▶ **Entries provided**
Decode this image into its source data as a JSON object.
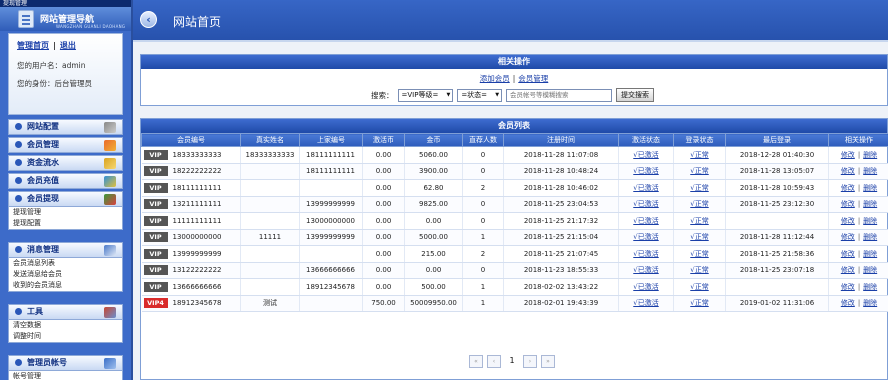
{
  "sidebar": {
    "top_text": "提现管理",
    "title": "网站管理导航",
    "subtitle": "WANGZHAN GUANLI DAOHANG",
    "links": {
      "home": "管理首页",
      "logout": "退出"
    },
    "user_label": "您的用户名：admin",
    "role_label": "您的身份：后台管理员",
    "menus": [
      {
        "label": "网站配置"
      },
      {
        "label": "会员管理"
      },
      {
        "label": "资金流水"
      },
      {
        "label": "会员充值"
      },
      {
        "label": "会员提现",
        "items": [
          "提现管理",
          "提现配置"
        ]
      },
      {
        "label": "消息管理",
        "items": [
          "会员消息列表",
          "发送消息给会员",
          "收到的会员消息"
        ]
      },
      {
        "label": "工具",
        "items": [
          "清空数据",
          "调整时间"
        ]
      },
      {
        "label": "管理员帐号",
        "items": [
          "帐号管理"
        ]
      }
    ]
  },
  "header": {
    "breadcrumb": "网站首页"
  },
  "ops": {
    "title": "相关操作",
    "add_member": "添加会员",
    "member_mgmt": "会员管理",
    "search_label": "搜索：",
    "vip_select": "=VIP等级=",
    "status_select": "=状态=",
    "search_placeholder": "会员帐号等模糊搜索",
    "search_button": "提交搜索"
  },
  "list": {
    "title": "会员列表",
    "columns": [
      "会员编号",
      "真实姓名",
      "上家编号",
      "激活币",
      "金币",
      "直荐人数",
      "注册时间",
      "激活状态",
      "登录状态",
      "最后登录",
      "相关操作"
    ],
    "rows": [
      {
        "vip": "VIP",
        "id": "18333333333",
        "name": "18333333333",
        "parent": "18111111111",
        "act": "0.00",
        "gold": "5060.00",
        "refs": "0",
        "reg": "2018-11-28 11:07:08",
        "active": "√已激活",
        "login": "√正常",
        "last": "2018-12-28 01:40:30"
      },
      {
        "vip": "VIP",
        "id": "18222222222",
        "name": "",
        "parent": "18111111111",
        "act": "0.00",
        "gold": "3900.00",
        "refs": "0",
        "reg": "2018-11-28 10:48:24",
        "active": "√已激活",
        "login": "√正常",
        "last": "2018-11-28 13:05:07"
      },
      {
        "vip": "VIP",
        "id": "18111111111",
        "name": "",
        "parent": "",
        "act": "0.00",
        "gold": "62.80",
        "refs": "2",
        "reg": "2018-11-28 10:46:02",
        "active": "√已激活",
        "login": "√正常",
        "last": "2018-11-28 10:59:43"
      },
      {
        "vip": "VIP",
        "id": "13211111111",
        "name": "",
        "parent": "13999999999",
        "act": "0.00",
        "gold": "9825.00",
        "refs": "0",
        "reg": "2018-11-25 23:04:53",
        "active": "√已激活",
        "login": "√正常",
        "last": "2018-11-25 23:12:30"
      },
      {
        "vip": "VIP",
        "id": "11111111111",
        "name": "",
        "parent": "13000000000",
        "act": "0.00",
        "gold": "0.00",
        "refs": "0",
        "reg": "2018-11-25 21:17:32",
        "active": "√已激活",
        "login": "√正常",
        "last": ""
      },
      {
        "vip": "VIP",
        "id": "13000000000",
        "name": "11111",
        "parent": "13999999999",
        "act": "0.00",
        "gold": "5000.00",
        "refs": "1",
        "reg": "2018-11-25 21:15:04",
        "active": "√已激活",
        "login": "√正常",
        "last": "2018-11-28 11:12:44"
      },
      {
        "vip": "VIP",
        "id": "13999999999",
        "name": "",
        "parent": "",
        "act": "0.00",
        "gold": "215.00",
        "refs": "2",
        "reg": "2018-11-25 21:07:45",
        "active": "√已激活",
        "login": "√正常",
        "last": "2018-11-25 21:58:36"
      },
      {
        "vip": "VIP",
        "id": "13122222222",
        "name": "",
        "parent": "13666666666",
        "act": "0.00",
        "gold": "0.00",
        "refs": "0",
        "reg": "2018-11-23 18:55:33",
        "active": "√已激活",
        "login": "√正常",
        "last": "2018-11-25 23:07:18"
      },
      {
        "vip": "VIP",
        "id": "13666666666",
        "name": "",
        "parent": "18912345678",
        "act": "0.00",
        "gold": "500.00",
        "refs": "1",
        "reg": "2018-02-02 13:43:22",
        "active": "√已激活",
        "login": "√正常",
        "last": ""
      },
      {
        "vip": "VIP4",
        "id": "18912345678",
        "name": "测试",
        "parent": "",
        "act": "750.00",
        "gold": "50009950.00",
        "refs": "1",
        "reg": "2018-02-01 19:43:39",
        "active": "√已激活",
        "login": "√正常",
        "last": "2019-01-02 11:31:06"
      }
    ],
    "edit_label": "修改",
    "delete_label": "删除"
  },
  "pager": {
    "first": "«",
    "prev": "‹",
    "current": "1",
    "next": "›",
    "last": "»"
  },
  "colors": {
    "header_blue": "#2752ad",
    "badge_vip": "#555555",
    "badge_vip4": "#d92b2b",
    "link": "#1a3fa8"
  },
  "icons": [
    "wrench-icon",
    "users-icon",
    "money-icon",
    "recharge-icon",
    "withdraw-icon",
    "message-icon",
    "tools-icon",
    "admin-icon"
  ]
}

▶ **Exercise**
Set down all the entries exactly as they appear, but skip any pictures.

▶ **Answer section**
Decode this image into its source data as a JSON object.
{
  "sidebar": {
    "top_text": "提现管理",
    "title": "网站管理导航",
    "subtitle": "WANGZHAN GUANLI DAOHANG",
    "links": {
      "home": "管理首页",
      "logout": "退出"
    },
    "user_label": "您的用户名：admin",
    "role_label": "您的身份：后台管理员",
    "menus": [
      {
        "label": "网站配置"
      },
      {
        "label": "会员管理"
      },
      {
        "label": "资金流水"
      },
      {
        "label": "会员充值"
      },
      {
        "label": "会员提现",
        "items": [
          "提现管理",
          "提现配置"
        ]
      },
      {
        "label": "消息管理",
        "items": [
          "会员消息列表",
          "发送消息给会员",
          "收到的会员消息"
        ]
      },
      {
        "label": "工具",
        "items": [
          "清空数据",
          "调整时间"
        ]
      },
      {
        "label": "管理员帐号",
        "items": [
          "帐号管理"
        ]
      }
    ]
  },
  "header": {
    "breadcrumb": "网站首页"
  },
  "ops": {
    "title": "相关操作",
    "add_member": "添加会员",
    "member_mgmt": "会员管理",
    "search_label": "搜索：",
    "vip_select": "=VIP等级=",
    "status_select": "=状态=",
    "search_placeholder": "会员帐号等模糊搜索",
    "search_button": "提交搜索"
  },
  "list": {
    "title": "会员列表",
    "columns": [
      "会员编号",
      "真实姓名",
      "上家编号",
      "激活币",
      "金币",
      "直荐人数",
      "注册时间",
      "激活状态",
      "登录状态",
      "最后登录",
      "相关操作"
    ],
    "rows": [
      {
        "vip": "VIP",
        "id": "18333333333",
        "name": "18333333333",
        "parent": "18111111111",
        "act": "0.00",
        "gold": "5060.00",
        "refs": "0",
        "reg": "2018-11-28 11:07:08",
        "active": "√已激活",
        "login": "√正常",
        "last": "2018-12-28 01:40:30"
      },
      {
        "vip": "VIP",
        "id": "18222222222",
        "name": "",
        "parent": "18111111111",
        "act": "0.00",
        "gold": "3900.00",
        "refs": "0",
        "reg": "2018-11-28 10:48:24",
        "active": "√已激活",
        "login": "√正常",
        "last": "2018-11-28 13:05:07"
      },
      {
        "vip": "VIP",
        "id": "18111111111",
        "name": "",
        "parent": "",
        "act": "0.00",
        "gold": "62.80",
        "refs": "2",
        "reg": "2018-11-28 10:46:02",
        "active": "√已激活",
        "login": "√正常",
        "last": "2018-11-28 10:59:43"
      },
      {
        "vip": "VIP",
        "id": "13211111111",
        "name": "",
        "parent": "13999999999",
        "act": "0.00",
        "gold": "9825.00",
        "refs": "0",
        "reg": "2018-11-25 23:04:53",
        "active": "√已激活",
        "login": "√正常",
        "last": "2018-11-25 23:12:30"
      },
      {
        "vip": "VIP",
        "id": "11111111111",
        "name": "",
        "parent": "13000000000",
        "act": "0.00",
        "gold": "0.00",
        "refs": "0",
        "reg": "2018-11-25 21:17:32",
        "active": "√已激活",
        "login": "√正常",
        "last": ""
      },
      {
        "vip": "VIP",
        "id": "13000000000",
        "name": "11111",
        "parent": "13999999999",
        "act": "0.00",
        "gold": "5000.00",
        "refs": "1",
        "reg": "2018-11-25 21:15:04",
        "active": "√已激活",
        "login": "√正常",
        "last": "2018-11-28 11:12:44"
      },
      {
        "vip": "VIP",
        "id": "13999999999",
        "name": "",
        "parent": "",
        "act": "0.00",
        "gold": "215.00",
        "refs": "2",
        "reg": "2018-11-25 21:07:45",
        "active": "√已激活",
        "login": "√正常",
        "last": "2018-11-25 21:58:36"
      },
      {
        "vip": "VIP",
        "id": "13122222222",
        "name": "",
        "parent": "13666666666",
        "act": "0.00",
        "gold": "0.00",
        "refs": "0",
        "reg": "2018-11-23 18:55:33",
        "active": "√已激活",
        "login": "√正常",
        "last": "2018-11-25 23:07:18"
      },
      {
        "vip": "VIP",
        "id": "13666666666",
        "name": "",
        "parent": "18912345678",
        "act": "0.00",
        "gold": "500.00",
        "refs": "1",
        "reg": "2018-02-02 13:43:22",
        "active": "√已激活",
        "login": "√正常",
        "last": ""
      },
      {
        "vip": "VIP4",
        "id": "18912345678",
        "name": "测试",
        "parent": "",
        "act": "750.00",
        "gold": "50009950.00",
        "refs": "1",
        "reg": "2018-02-01 19:43:39",
        "active": "√已激活",
        "login": "√正常",
        "last": "2019-01-02 11:31:06"
      }
    ],
    "edit_label": "修改",
    "delete_label": "删除"
  },
  "pager": {
    "first": "«",
    "prev": "‹",
    "current": "1",
    "next": "›",
    "last": "»"
  },
  "colors": {
    "header_blue": "#2752ad",
    "badge_vip": "#555555",
    "badge_vip4": "#d92b2b",
    "link": "#1a3fa8"
  },
  "icons": [
    "wrench-icon",
    "users-icon",
    "money-icon",
    "recharge-icon",
    "withdraw-icon",
    "message-icon",
    "tools-icon",
    "admin-icon"
  ]
}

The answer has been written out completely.